This is Lake Abiquiu, and I’m almost positive I stopped here while driving out west. I think I just didn’t know its name.
This is Santa Fe, where I spent the night:
Of course, I also thought, as I drove through, that it’s easy for me to think it’s beautiful. It’s new to me. For many, it’s home, and since New Mexico is a rather poor state, their home can feel less like an oasis and more like a dead-end.
New Mexico is another place short on scenic viewpoints. I had to park in a lot of random driveways to get these pics, and once a park ranger—and her small son in the backseat—asked me what I was doing.
My family is from Texas, so as soon as I hit it, I felt like I was practically home already. This, for example, is my cousin Sami, and this was also the first time I’d seen her since she got married and the first time I’d met her four adorable kids.
I was a bit road-weary, so this is more or less the end of the pictures. I only slowed down for sunsets, and after a certain point, I grew weary of them too.
This is the Texas Hill Country.
This is San Antonio, where my grandmothers live.
It’s funny—the closer you get to the place you grew up, the less you feel like documenting everything. The newness wears off.
But I’ve decided that it really shouldn’t be that way.
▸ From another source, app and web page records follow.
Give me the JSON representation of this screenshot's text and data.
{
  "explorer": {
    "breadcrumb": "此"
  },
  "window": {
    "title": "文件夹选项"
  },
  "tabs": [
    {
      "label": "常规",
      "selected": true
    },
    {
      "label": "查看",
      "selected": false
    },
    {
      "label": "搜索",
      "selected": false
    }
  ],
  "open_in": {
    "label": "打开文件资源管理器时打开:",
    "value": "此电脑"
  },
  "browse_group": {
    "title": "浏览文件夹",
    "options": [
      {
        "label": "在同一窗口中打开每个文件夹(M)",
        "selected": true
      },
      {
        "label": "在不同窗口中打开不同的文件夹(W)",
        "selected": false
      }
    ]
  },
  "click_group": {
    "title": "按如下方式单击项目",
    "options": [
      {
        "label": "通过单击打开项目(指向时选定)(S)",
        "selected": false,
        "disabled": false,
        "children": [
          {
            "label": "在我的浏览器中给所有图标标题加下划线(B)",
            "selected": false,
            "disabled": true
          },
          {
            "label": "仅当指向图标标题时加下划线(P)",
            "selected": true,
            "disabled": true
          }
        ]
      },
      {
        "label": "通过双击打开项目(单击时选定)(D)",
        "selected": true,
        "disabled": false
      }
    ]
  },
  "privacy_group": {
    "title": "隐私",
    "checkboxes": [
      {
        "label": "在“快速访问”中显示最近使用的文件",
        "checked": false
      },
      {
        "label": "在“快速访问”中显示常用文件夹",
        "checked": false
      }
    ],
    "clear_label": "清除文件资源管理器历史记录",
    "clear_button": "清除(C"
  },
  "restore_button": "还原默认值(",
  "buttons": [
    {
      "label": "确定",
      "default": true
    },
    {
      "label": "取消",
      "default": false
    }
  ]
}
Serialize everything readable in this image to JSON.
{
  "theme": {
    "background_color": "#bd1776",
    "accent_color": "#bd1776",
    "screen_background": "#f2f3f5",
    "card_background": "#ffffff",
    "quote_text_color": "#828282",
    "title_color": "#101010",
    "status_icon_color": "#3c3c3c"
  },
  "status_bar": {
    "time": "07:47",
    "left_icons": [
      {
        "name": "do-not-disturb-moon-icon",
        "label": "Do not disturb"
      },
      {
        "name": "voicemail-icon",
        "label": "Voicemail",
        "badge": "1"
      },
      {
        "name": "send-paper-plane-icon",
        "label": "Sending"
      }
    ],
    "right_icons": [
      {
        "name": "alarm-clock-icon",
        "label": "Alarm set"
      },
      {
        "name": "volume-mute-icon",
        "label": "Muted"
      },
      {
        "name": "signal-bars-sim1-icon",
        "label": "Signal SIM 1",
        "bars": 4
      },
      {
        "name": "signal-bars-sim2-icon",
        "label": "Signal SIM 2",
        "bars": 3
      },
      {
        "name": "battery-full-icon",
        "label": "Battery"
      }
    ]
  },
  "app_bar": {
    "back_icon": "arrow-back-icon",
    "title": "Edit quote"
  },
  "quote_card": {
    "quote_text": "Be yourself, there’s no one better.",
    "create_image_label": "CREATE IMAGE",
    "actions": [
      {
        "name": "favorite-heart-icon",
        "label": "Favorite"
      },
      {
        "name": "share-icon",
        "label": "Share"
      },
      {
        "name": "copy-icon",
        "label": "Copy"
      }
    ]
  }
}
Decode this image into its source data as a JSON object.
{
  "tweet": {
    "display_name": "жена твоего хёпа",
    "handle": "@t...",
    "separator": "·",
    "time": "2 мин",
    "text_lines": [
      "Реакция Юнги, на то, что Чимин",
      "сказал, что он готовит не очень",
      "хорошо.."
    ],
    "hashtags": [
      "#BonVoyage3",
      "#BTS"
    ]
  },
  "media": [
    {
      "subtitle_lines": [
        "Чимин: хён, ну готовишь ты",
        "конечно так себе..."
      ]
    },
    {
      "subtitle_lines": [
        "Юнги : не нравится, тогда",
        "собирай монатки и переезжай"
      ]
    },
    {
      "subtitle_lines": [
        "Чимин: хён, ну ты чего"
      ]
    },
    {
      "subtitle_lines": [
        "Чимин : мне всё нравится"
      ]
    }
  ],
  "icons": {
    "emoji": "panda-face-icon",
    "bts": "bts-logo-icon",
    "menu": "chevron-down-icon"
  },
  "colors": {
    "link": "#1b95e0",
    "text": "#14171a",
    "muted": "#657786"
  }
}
While I’m back in Charlotte, I’m hoping to take pictures of the pretty places that surround me, like I did in Oregon.
Now, if only I could have some free time to get out there and take some pictures… 😛 This road trip ended on February 1, and it took me until now to get finish this post. (Permanent catch-up mode is basically the story of the year so far.)
So, before I go into too much detail about the move and updates, I’m going to pull together a few photos from the Carolinas, where I grew up. Stay tuned…